(Records)

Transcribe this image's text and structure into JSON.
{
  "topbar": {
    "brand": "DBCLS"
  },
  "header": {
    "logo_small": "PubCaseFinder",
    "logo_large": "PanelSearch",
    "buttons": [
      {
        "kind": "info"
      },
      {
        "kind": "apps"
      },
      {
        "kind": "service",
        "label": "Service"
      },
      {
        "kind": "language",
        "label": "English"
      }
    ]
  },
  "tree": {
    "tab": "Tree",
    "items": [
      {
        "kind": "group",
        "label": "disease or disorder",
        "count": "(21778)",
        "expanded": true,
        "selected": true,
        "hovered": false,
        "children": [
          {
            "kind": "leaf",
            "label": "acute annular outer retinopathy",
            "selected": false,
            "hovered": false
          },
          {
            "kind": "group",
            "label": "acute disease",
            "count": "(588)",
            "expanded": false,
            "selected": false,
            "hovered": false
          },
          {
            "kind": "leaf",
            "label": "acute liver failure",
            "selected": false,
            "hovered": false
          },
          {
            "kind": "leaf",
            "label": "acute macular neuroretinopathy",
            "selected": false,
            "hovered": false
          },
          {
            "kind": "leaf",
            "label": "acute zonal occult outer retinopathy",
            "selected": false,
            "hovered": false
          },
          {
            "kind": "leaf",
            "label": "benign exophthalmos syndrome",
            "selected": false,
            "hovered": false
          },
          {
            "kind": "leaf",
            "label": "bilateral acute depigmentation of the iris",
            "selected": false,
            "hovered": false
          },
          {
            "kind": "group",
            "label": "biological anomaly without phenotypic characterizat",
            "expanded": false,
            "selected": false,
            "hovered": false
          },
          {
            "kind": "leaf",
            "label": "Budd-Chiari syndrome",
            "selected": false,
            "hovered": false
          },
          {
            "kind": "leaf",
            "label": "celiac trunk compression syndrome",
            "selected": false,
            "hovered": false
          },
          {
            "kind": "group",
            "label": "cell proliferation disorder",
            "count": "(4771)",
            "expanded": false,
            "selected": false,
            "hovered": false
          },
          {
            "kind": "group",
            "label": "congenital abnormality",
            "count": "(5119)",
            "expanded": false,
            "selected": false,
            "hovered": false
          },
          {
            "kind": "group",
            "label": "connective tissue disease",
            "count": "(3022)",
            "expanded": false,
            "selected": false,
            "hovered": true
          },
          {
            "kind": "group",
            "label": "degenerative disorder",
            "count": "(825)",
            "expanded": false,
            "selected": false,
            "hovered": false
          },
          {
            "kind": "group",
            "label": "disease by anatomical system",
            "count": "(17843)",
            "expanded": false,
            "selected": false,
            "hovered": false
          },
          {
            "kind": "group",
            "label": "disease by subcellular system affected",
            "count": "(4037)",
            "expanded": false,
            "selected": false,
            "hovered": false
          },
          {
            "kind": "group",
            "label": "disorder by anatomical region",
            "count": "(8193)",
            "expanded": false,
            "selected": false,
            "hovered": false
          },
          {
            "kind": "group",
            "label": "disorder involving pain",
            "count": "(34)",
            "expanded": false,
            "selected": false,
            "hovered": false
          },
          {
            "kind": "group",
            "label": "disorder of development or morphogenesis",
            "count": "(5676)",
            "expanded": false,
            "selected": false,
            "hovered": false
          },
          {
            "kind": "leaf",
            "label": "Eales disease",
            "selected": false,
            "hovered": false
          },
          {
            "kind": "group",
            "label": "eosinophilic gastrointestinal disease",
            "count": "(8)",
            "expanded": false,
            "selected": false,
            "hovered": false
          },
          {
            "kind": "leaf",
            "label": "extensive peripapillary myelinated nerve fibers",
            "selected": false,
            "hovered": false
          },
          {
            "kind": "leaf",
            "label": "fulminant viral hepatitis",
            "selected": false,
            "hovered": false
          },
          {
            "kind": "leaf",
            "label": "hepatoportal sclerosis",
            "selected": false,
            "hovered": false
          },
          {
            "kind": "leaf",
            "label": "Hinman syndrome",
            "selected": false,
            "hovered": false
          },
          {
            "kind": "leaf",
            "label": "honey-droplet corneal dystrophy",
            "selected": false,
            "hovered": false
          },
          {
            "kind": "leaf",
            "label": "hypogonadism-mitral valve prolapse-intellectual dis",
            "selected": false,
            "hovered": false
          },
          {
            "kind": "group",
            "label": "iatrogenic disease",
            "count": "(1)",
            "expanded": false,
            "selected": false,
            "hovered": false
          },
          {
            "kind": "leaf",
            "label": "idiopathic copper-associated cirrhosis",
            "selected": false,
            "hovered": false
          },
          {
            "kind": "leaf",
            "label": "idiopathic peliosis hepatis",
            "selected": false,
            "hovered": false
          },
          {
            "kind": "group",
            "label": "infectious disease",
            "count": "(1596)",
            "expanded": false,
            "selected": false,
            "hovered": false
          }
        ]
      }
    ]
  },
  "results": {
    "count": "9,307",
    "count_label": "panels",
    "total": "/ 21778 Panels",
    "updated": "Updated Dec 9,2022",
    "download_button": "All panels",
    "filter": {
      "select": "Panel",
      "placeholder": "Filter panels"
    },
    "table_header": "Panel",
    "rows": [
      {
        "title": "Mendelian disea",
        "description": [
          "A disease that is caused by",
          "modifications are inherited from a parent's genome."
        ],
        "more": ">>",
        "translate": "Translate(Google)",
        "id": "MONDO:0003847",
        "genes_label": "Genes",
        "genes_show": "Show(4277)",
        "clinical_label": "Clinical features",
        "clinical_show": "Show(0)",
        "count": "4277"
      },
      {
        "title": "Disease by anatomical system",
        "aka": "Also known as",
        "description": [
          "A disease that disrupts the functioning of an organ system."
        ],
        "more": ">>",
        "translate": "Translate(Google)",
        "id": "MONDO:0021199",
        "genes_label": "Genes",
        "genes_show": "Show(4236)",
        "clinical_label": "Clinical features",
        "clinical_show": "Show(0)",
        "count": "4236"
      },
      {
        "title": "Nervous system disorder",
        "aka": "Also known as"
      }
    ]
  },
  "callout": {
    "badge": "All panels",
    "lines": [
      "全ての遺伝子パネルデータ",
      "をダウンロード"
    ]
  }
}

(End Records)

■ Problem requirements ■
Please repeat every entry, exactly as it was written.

■ Reply ■
Transcribe this image's text and structure into JSON.
{
  "topbar": {
    "brand": "DBCLS"
  },
  "header": {
    "logo_small": "PubCaseFinder",
    "logo_large": "PanelSearch",
    "buttons": [
      {
        "kind": "info"
      },
      {
        "kind": "apps"
      },
      {
        "kind": "service",
        "label": "Service"
      },
      {
        "kind": "language",
        "label": "English"
      }
    ]
  },
  "tree": {
    "tab": "Tree",
    "items": [
      {
        "kind": "group",
        "label": "disease or disorder",
        "count": "(21778)",
        "expanded": true,
        "selected": true,
        "hovered": false,
        "children": [
          {
            "kind": "leaf",
            "label": "acute annular outer retinopathy",
            "selected": false,
            "hovered": false
          },
          {
            "kind": "group",
            "label": "acute disease",
            "count": "(588)",
            "expanded": false,
            "selected": false,
            "hovered": false
          },
          {
            "kind": "leaf",
            "label": "acute liver failure",
            "selected": false,
            "hovered": false
          },
          {
            "kind": "leaf",
            "label": "acute macular neuroretinopathy",
            "selected": false,
            "hovered": false
          },
          {
            "kind": "leaf",
            "label": "acute zonal occult outer retinopathy",
            "selected": false,
            "hovered": false
          },
          {
            "kind": "leaf",
            "label": "benign exophthalmos syndrome",
            "selected": false,
            "hovered": false
          },
          {
            "kind": "leaf",
            "label": "bilateral acute depigmentation of the iris",
            "selected": false,
            "hovered": false
          },
          {
            "kind": "group",
            "label": "biological anomaly without phenotypic characterizat",
            "expanded": false,
            "selected": false,
            "hovered": false
          },
          {
            "kind": "leaf",
            "label": "Budd-Chiari syndrome",
            "selected": false,
            "hovered": false
          },
          {
            "kind": "leaf",
            "label": "celiac trunk compression syndrome",
            "selected": false,
            "hovered": false
          },
          {
            "kind": "group",
            "label": "cell proliferation disorder",
            "count": "(4771)",
            "expanded": false,
            "selected": false,
            "hovered": false
          },
          {
            "kind": "group",
            "label": "congenital abnormality",
            "count": "(5119)",
            "expanded": false,
            "selected": false,
            "hovered": false
          },
          {
            "kind": "group",
            "label": "connective tissue disease",
            "count": "(3022)",
            "expanded": false,
            "selected": false,
            "hovered": true
          },
          {
            "kind": "group",
            "label": "degenerative disorder",
            "count": "(825)",
            "expanded": false,
            "selected": false,
            "hovered": false
          },
          {
            "kind": "group",
            "label": "disease by anatomical system",
            "count": "(17843)",
            "expanded": false,
            "selected": false,
            "hovered": false
          },
          {
            "kind": "group",
            "label": "disease by subcellular system affected",
            "count": "(4037)",
            "expanded": false,
            "selected": false,
            "hovered": false
          },
          {
            "kind": "group",
            "label": "disorder by anatomical region",
            "count": "(8193)",
            "expanded": false,
            "selected": false,
            "hovered": false
          },
          {
            "kind": "group",
            "label": "disorder involving pain",
            "count": "(34)",
            "expanded": false,
            "selected": false,
            "hovered": false
          },
          {
            "kind": "group",
            "label": "disorder of development or morphogenesis",
            "count": "(5676)",
            "expanded": false,
            "selected": false,
            "hovered": false
          },
          {
            "kind": "leaf",
            "label": "Eales disease",
            "selected": false,
            "hovered": false
          },
          {
            "kind": "group",
            "label": "eosinophilic gastrointestinal disease",
            "count": "(8)",
            "expanded": false,
            "selected": false,
            "hovered": false
          },
          {
            "kind": "leaf",
            "label": "extensive peripapillary myelinated nerve fibers",
            "selected": false,
            "hovered": false
          },
          {
            "kind": "leaf",
            "label": "fulminant viral hepatitis",
            "selected": false,
            "hovered": false
          },
          {
            "kind": "leaf",
            "label": "hepatoportal sclerosis",
            "selected": false,
            "hovered": false
          },
          {
            "kind": "leaf",
            "label": "Hinman syndrome",
            "selected": false,
            "hovered": false
          },
          {
            "kind": "leaf",
            "label": "honey-droplet corneal dystrophy",
            "selected": false,
            "hovered": false
          },
          {
            "kind": "leaf",
            "label": "hypogonadism-mitral valve prolapse-intellectual dis",
            "selected": false,
            "hovered": false
          },
          {
            "kind": "group",
            "label": "iatrogenic disease",
            "count": "(1)",
            "expanded": false,
            "selected": false,
            "hovered": false
          },
          {
            "kind": "leaf",
            "label": "idiopathic copper-associated cirrhosis",
            "selected": false,
            "hovered": false
          },
          {
            "kind": "leaf",
            "label": "idiopathic peliosis hepatis",
            "selected": false,
            "hovered": false
          },
          {
            "kind": "group",
            "label": "infectious disease",
            "count": "(1596)",
            "expanded": false,
            "selected": false,
            "hovered": false
          }
        ]
      }
    ]
  },
  "results": {
    "count": "9,307",
    "count_label": "panels",
    "total": "/ 21778 Panels",
    "updated": "Updated Dec 9,2022",
    "download_button": "All panels",
    "filter": {
      "select": "Panel",
      "placeholder": "Filter panels"
    },
    "table_header": "Panel",
    "rows": [
      {
        "title": "Mendelian disea",
        "description": [
          "A disease that is caused by",
          "modifications are inherited from a parent's genome."
        ],
        "more": ">>",
        "translate": "Translate(Google)",
        "id": "MONDO:0003847",
        "genes_label": "Genes",
        "genes_show": "Show(4277)",
        "clinical_label": "Clinical features",
        "clinical_show": "Show(0)",
        "count": "4277"
      },
      {
        "title": "Disease by anatomical system",
        "aka": "Also known as",
        "description": [
          "A disease that disrupts the functioning of an organ system."
        ],
        "more": ">>",
        "translate": "Translate(Google)",
        "id": "MONDO:0021199",
        "genes_label": "Genes",
        "genes_show": "Show(4236)",
        "clinical_label": "Clinical features",
        "clinical_show": "Show(0)",
        "count": "4236"
      },
      {
        "title": "Nervous system disorder",
        "aka": "Also known as"
      }
    ]
  },
  "callout": {
    "badge": "All panels",
    "lines": [
      "全ての遺伝子パネルデータ",
      "をダウンロード"
    ]
  }
}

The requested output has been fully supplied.